Data extracts START

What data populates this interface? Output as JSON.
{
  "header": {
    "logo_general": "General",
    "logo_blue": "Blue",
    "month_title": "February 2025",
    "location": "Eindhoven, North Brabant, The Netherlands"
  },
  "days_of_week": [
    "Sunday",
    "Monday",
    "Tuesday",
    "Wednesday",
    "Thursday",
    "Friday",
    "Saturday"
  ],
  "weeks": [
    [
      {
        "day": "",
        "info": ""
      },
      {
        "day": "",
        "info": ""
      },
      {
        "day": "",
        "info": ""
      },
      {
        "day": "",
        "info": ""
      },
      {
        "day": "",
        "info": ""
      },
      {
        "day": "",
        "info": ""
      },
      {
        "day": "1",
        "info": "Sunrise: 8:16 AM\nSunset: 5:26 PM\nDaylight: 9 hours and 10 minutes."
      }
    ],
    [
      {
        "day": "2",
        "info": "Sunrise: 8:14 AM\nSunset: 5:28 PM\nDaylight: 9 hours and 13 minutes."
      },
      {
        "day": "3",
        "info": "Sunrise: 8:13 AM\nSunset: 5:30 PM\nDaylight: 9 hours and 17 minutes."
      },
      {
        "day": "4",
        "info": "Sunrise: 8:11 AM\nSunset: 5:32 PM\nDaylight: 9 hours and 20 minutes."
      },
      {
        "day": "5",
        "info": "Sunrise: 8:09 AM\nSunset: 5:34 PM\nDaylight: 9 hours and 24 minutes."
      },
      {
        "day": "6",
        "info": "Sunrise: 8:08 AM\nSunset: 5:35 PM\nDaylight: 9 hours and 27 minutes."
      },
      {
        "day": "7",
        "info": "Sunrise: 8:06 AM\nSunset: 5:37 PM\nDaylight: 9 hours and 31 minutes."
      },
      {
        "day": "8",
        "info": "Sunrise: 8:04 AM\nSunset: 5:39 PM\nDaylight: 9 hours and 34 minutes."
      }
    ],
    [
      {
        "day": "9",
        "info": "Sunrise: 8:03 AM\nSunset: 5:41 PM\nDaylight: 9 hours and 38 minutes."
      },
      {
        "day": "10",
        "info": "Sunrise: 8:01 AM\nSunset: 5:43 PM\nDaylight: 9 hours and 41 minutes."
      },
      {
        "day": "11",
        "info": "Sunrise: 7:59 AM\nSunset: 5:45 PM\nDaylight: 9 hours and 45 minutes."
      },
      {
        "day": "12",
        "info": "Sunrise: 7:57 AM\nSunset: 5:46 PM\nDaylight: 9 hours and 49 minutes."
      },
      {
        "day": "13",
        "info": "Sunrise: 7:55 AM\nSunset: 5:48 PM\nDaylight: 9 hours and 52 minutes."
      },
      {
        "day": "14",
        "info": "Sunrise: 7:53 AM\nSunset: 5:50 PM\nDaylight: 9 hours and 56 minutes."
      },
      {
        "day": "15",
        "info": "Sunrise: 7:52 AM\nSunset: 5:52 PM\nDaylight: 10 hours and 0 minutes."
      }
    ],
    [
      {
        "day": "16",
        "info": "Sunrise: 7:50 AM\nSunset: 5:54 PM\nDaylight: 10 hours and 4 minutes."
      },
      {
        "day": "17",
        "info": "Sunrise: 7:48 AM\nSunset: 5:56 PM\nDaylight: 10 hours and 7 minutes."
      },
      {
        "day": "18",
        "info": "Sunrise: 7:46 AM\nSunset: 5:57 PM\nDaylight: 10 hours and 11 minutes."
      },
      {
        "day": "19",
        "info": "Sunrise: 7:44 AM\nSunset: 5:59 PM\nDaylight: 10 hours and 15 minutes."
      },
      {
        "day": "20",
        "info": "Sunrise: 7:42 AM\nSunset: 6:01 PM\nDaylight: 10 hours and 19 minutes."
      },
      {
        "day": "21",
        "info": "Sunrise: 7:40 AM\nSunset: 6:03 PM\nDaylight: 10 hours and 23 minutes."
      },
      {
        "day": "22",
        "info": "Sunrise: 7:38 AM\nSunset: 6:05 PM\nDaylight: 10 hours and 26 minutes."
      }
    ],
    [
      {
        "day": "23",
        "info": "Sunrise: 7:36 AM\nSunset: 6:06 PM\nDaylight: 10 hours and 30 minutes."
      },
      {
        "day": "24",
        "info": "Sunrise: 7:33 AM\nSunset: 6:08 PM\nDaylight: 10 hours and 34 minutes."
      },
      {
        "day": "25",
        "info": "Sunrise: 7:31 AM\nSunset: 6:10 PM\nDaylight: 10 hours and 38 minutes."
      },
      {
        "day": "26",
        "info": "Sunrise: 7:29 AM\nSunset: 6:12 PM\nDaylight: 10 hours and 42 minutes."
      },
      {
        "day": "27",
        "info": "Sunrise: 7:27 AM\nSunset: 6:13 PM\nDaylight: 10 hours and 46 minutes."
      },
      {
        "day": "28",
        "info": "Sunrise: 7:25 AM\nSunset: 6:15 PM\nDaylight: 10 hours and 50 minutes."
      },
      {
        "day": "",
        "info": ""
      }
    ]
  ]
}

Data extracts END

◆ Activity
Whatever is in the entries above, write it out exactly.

◆ Result for this exercise
What data populates this interface? Output as JSON.
{
  "header": {
    "logo_general": "General",
    "logo_blue": "Blue",
    "month_title": "February 2025",
    "location": "Eindhoven, North Brabant, The Netherlands"
  },
  "days_of_week": [
    "Sunday",
    "Monday",
    "Tuesday",
    "Wednesday",
    "Thursday",
    "Friday",
    "Saturday"
  ],
  "weeks": [
    [
      {
        "day": "",
        "info": ""
      },
      {
        "day": "",
        "info": ""
      },
      {
        "day": "",
        "info": ""
      },
      {
        "day": "",
        "info": ""
      },
      {
        "day": "",
        "info": ""
      },
      {
        "day": "",
        "info": ""
      },
      {
        "day": "1",
        "info": "Sunrise: 8:16 AM\nSunset: 5:26 PM\nDaylight: 9 hours and 10 minutes."
      }
    ],
    [
      {
        "day": "2",
        "info": "Sunrise: 8:14 AM\nSunset: 5:28 PM\nDaylight: 9 hours and 13 minutes."
      },
      {
        "day": "3",
        "info": "Sunrise: 8:13 AM\nSunset: 5:30 PM\nDaylight: 9 hours and 17 minutes."
      },
      {
        "day": "4",
        "info": "Sunrise: 8:11 AM\nSunset: 5:32 PM\nDaylight: 9 hours and 20 minutes."
      },
      {
        "day": "5",
        "info": "Sunrise: 8:09 AM\nSunset: 5:34 PM\nDaylight: 9 hours and 24 minutes."
      },
      {
        "day": "6",
        "info": "Sunrise: 8:08 AM\nSunset: 5:35 PM\nDaylight: 9 hours and 27 minutes."
      },
      {
        "day": "7",
        "info": "Sunrise: 8:06 AM\nSunset: 5:37 PM\nDaylight: 9 hours and 31 minutes."
      },
      {
        "day": "8",
        "info": "Sunrise: 8:04 AM\nSunset: 5:39 PM\nDaylight: 9 hours and 34 minutes."
      }
    ],
    [
      {
        "day": "9",
        "info": "Sunrise: 8:03 AM\nSunset: 5:41 PM\nDaylight: 9 hours and 38 minutes."
      },
      {
        "day": "10",
        "info": "Sunrise: 8:01 AM\nSunset: 5:43 PM\nDaylight: 9 hours and 41 minutes."
      },
      {
        "day": "11",
        "info": "Sunrise: 7:59 AM\nSunset: 5:45 PM\nDaylight: 9 hours and 45 minutes."
      },
      {
        "day": "12",
        "info": "Sunrise: 7:57 AM\nSunset: 5:46 PM\nDaylight: 9 hours and 49 minutes."
      },
      {
        "day": "13",
        "info": "Sunrise: 7:55 AM\nSunset: 5:48 PM\nDaylight: 9 hours and 52 minutes."
      },
      {
        "day": "14",
        "info": "Sunrise: 7:53 AM\nSunset: 5:50 PM\nDaylight: 9 hours and 56 minutes."
      },
      {
        "day": "15",
        "info": "Sunrise: 7:52 AM\nSunset: 5:52 PM\nDaylight: 10 hours and 0 minutes."
      }
    ],
    [
      {
        "day": "16",
        "info": "Sunrise: 7:50 AM\nSunset: 5:54 PM\nDaylight: 10 hours and 4 minutes."
      },
      {
        "day": "17",
        "info": "Sunrise: 7:48 AM\nSunset: 5:56 PM\nDaylight: 10 hours and 7 minutes."
      },
      {
        "day": "18",
        "info": "Sunrise: 7:46 AM\nSunset: 5:57 PM\nDaylight: 10 hours and 11 minutes."
      },
      {
        "day": "19",
        "info": "Sunrise: 7:44 AM\nSunset: 5:59 PM\nDaylight: 10 hours and 15 minutes."
      },
      {
        "day": "20",
        "info": "Sunrise: 7:42 AM\nSunset: 6:01 PM\nDaylight: 10 hours and 19 minutes."
      },
      {
        "day": "21",
        "info": "Sunrise: 7:40 AM\nSunset: 6:03 PM\nDaylight: 10 hours and 23 minutes."
      },
      {
        "day": "22",
        "info": "Sunrise: 7:38 AM\nSunset: 6:05 PM\nDaylight: 10 hours and 26 minutes."
      }
    ],
    [
      {
        "day": "23",
        "info": "Sunrise: 7:36 AM\nSunset: 6:06 PM\nDaylight: 10 hours and 30 minutes."
      },
      {
        "day": "24",
        "info": "Sunrise: 7:33 AM\nSunset: 6:08 PM\nDaylight: 10 hours and 34 minutes."
      },
      {
        "day": "25",
        "info": "Sunrise: 7:31 AM\nSunset: 6:10 PM\nDaylight: 10 hours and 38 minutes."
      },
      {
        "day": "26",
        "info": "Sunrise: 7:29 AM\nSunset: 6:12 PM\nDaylight: 10 hours and 42 minutes."
      },
      {
        "day": "27",
        "info": "Sunrise: 7:27 AM\nSunset: 6:13 PM\nDaylight: 10 hours and 46 minutes."
      },
      {
        "day": "28",
        "info": "Sunrise: 7:25 AM\nSunset: 6:15 PM\nDaylight: 10 hours and 50 minutes."
      },
      {
        "day": "",
        "info": ""
      }
    ]
  ]
}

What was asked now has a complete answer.